(Saved entries)

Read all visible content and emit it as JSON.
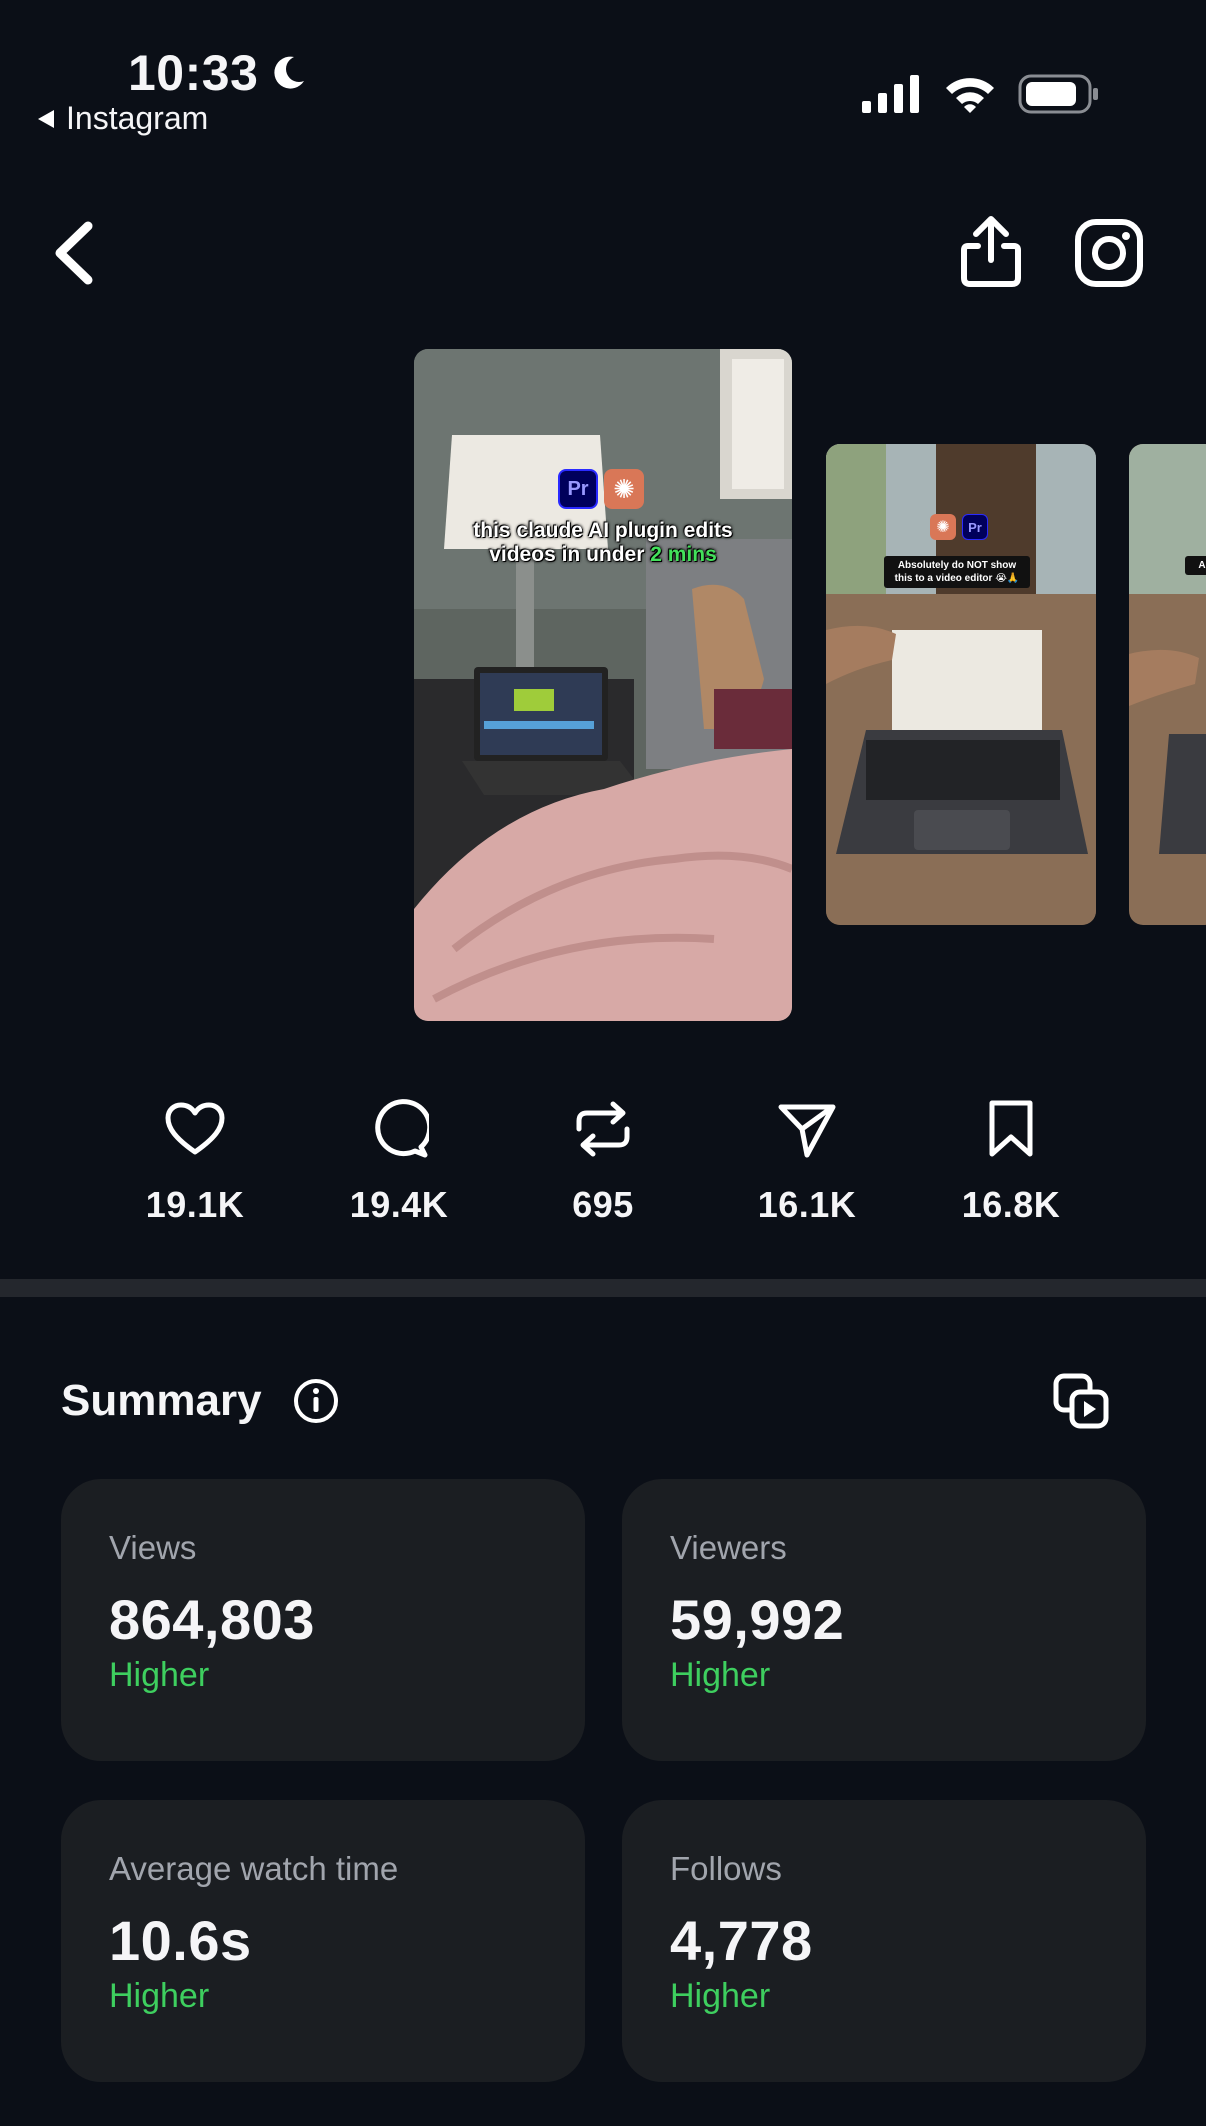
{
  "status_bar": {
    "time": "10:33",
    "back_app": "Instagram"
  },
  "media": {
    "main_caption_line1": "this claude AI plugin edits",
    "main_caption_line2_prefix": "videos in under ",
    "main_caption_line2_highlight": "2 mins",
    "second_caption": "Absolutely do NOT show this to a video editor 😭🙏",
    "third_caption": "Ab",
    "badge_pr": "Pr"
  },
  "metrics": [
    {
      "icon": "heart-icon",
      "value": "19.1K"
    },
    {
      "icon": "comment-icon",
      "value": "19.4K"
    },
    {
      "icon": "repost-icon",
      "value": "695"
    },
    {
      "icon": "send-icon",
      "value": "16.1K"
    },
    {
      "icon": "bookmark-icon",
      "value": "16.8K"
    }
  ],
  "summary": {
    "title": "Summary",
    "cards": [
      {
        "label": "Views",
        "value": "864,803",
        "trend": "Higher"
      },
      {
        "label": "Viewers",
        "value": "59,992",
        "trend": "Higher"
      },
      {
        "label": "Average watch time",
        "value": "10.6s",
        "trend": "Higher"
      },
      {
        "label": "Follows",
        "value": "4,778",
        "trend": "Higher"
      }
    ]
  },
  "colors": {
    "background": "#0b0f17",
    "card": "#1b1e22",
    "positive": "#3ecf5f",
    "muted_text": "#a1a5ad"
  }
}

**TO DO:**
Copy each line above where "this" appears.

**WRITTEN ANSWER:**
    "main_caption_line1": "this claude AI plugin edits",
    "second_caption": "Absolutely do NOT show this to a video editor 😭🙏",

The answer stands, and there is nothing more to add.